Down the road from Sultan Arts Village is a little alleyway where you can find this mural called Coffee Story by Yip Yew Chong aka YipYC. It was commissioned for the coffee house A.R.C. located on that corner and depicts various ways you can get your coffee in Singapore, from the traditional to the modern.
This lane is more famous for its hipster shops and attracts photographers looking for a colourful yet traditional shophouse backdrop; it is one of the spots in Singapore which has had street art for quite a long time before it got hip. You’ll see more works by ZNC here, and quite a lot by JabaOne concentrated at the buildings on the Beach Road end leading up to the alleyway linking Arab Street and Haji Lane. Some of the other shops have got into the act as well, with artwork on their shopfronts, it’s definitely a visually exciting place.
No Longer There
Here are some of the older street art works that I liked but have either been painted over or removed, thought I’d keep them here for posterity.
Google Map of Singapore Street Art
Of course as you wander around the area, you might across more than these artworks I’ve listed here – I’ve spotted several other pieces, but these are the main spots you’re likely to see more works, if you do find new areas to highlight, do let me know!
As you can see, I’ve been looking at Singapore’s street art scene a little bit more closely and started a side project to start documenting the locations and artworks so that people visiting Singapore know where to go and whose work they’re looking at. Street art is only starting to catch on, and it’s still illegal if you do it on public property without permission, but many building owners are starting to become more open to the idea of urban art on their buildings. Also, there are some spots which are legal for street artists to practice, like *SCAPE and the Rail Corridor at Commonwealth viaduct.
Do check out my side project Singapore Street Art on instagram @singaporestreetart – it aims to document all past and present street art in Singapore. Hashtag #singaporestreetart if you find anything cool that should be featured here.

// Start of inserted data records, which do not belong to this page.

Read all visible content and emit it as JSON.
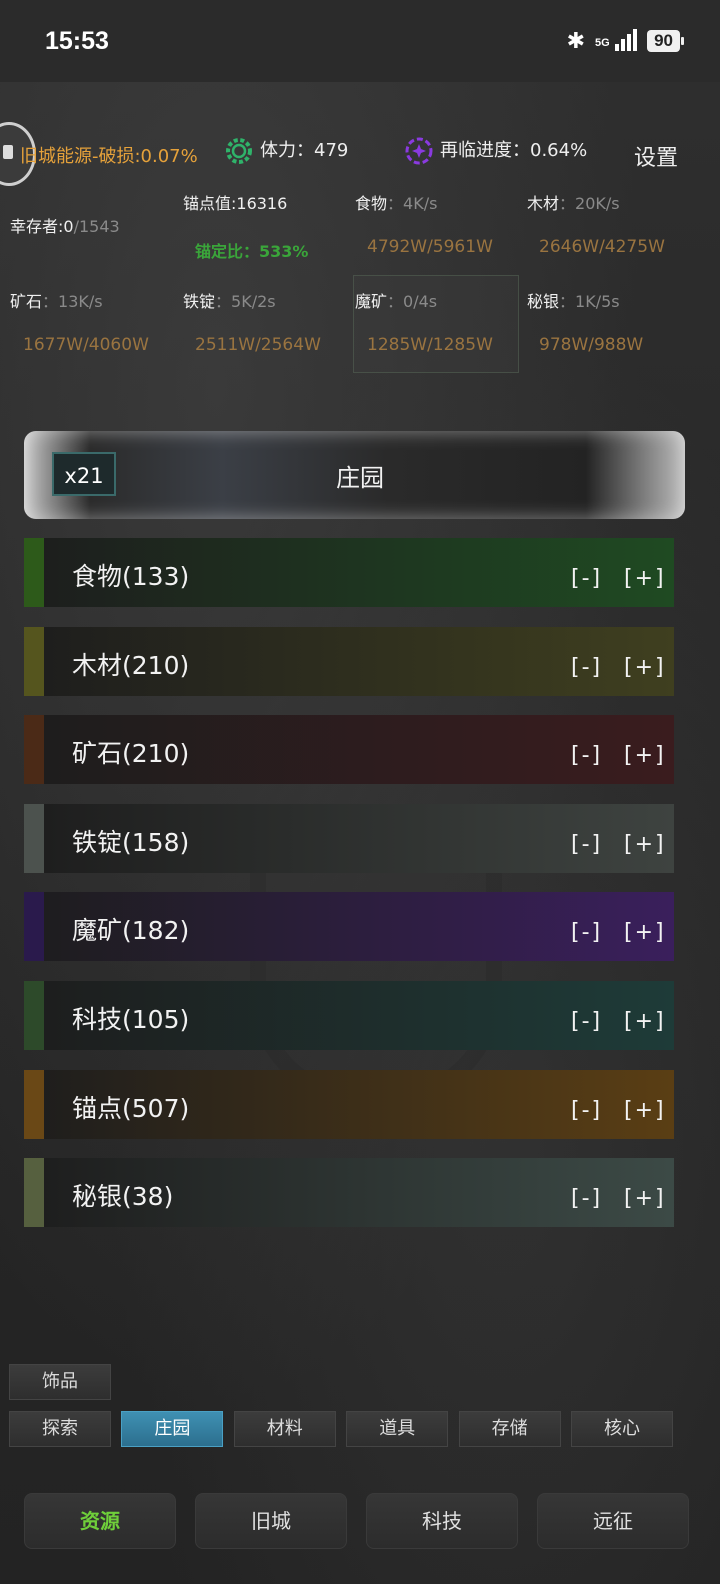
{
  "status_bar": {
    "time": "15:53",
    "network": "5G",
    "battery": "90"
  },
  "top": {
    "city_energy": "旧城能源-破损:0.07%",
    "stamina_label": "体力：",
    "stamina_value": "479",
    "revisit_label": "再临进度：",
    "revisit_value": "0.64%",
    "settings": "设置"
  },
  "stats": {
    "survivors_label": "幸存者:",
    "survivors_cur": "0",
    "survivors_max": "/1543",
    "anchor_value": "锚点值:16316",
    "anchor_ratio_label": "锚定比：",
    "anchor_ratio_value": "533%",
    "resources": [
      {
        "label": "食物",
        "rate": "：4K/s",
        "amount": "4792W/5961W"
      },
      {
        "label": "木材",
        "rate": "：20K/s",
        "amount": "2646W/4275W"
      },
      {
        "label": "矿石",
        "rate": "：13K/s",
        "amount": "1677W/4060W"
      },
      {
        "label": "铁锭",
        "rate": "：5K/2s",
        "amount": "2511W/2564W"
      },
      {
        "label": "魔矿",
        "rate": "：0/4s",
        "amount": "1285W/1285W"
      },
      {
        "label": "秘银",
        "rate": "：1K/5s",
        "amount": "978W/988W"
      }
    ]
  },
  "banner": {
    "badge": "x21",
    "title": "庄园"
  },
  "rows": [
    {
      "label": "食物(133)",
      "minus": "[-]",
      "plus": "[+]",
      "color": "#1f4a22",
      "accent": "#2d5a1a"
    },
    {
      "label": "木材(210)",
      "minus": "[-]",
      "plus": "[+]",
      "color": "#3f3f1f",
      "accent": "#55551e"
    },
    {
      "label": "矿石(210)",
      "minus": "[-]",
      "plus": "[+]",
      "color": "#3a1c1e",
      "accent": "#4b2a17"
    },
    {
      "label": "铁锭(158)",
      "minus": "[-]",
      "plus": "[+]",
      "color": "#3e4340",
      "accent": "#4c524e"
    },
    {
      "label": "魔矿(182)",
      "minus": "[-]",
      "plus": "[+]",
      "color": "#3a1f5c",
      "accent": "#2a1a4c"
    },
    {
      "label": "科技(105)",
      "minus": "[-]",
      "plus": "[+]",
      "color": "#1e3b38",
      "accent": "#2d4a2a"
    },
    {
      "label": "锚点(507)",
      "minus": "[-]",
      "plus": "[+]",
      "color": "#5a3e14",
      "accent": "#6a4816"
    },
    {
      "label": "秘银(38)",
      "minus": "[-]",
      "plus": "[+]",
      "color": "#3c4a46",
      "accent": "#56603f"
    }
  ],
  "tabs": {
    "extra": "饰品",
    "items": [
      "探索",
      "庄园",
      "材料",
      "道具",
      "存储",
      "核心"
    ],
    "active": "庄园"
  },
  "nav": {
    "items": [
      "资源",
      "旧城",
      "科技",
      "远征"
    ],
    "active": "资源"
  }
}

Looking for more street art? See the full list here or check out these other locations in Singapore: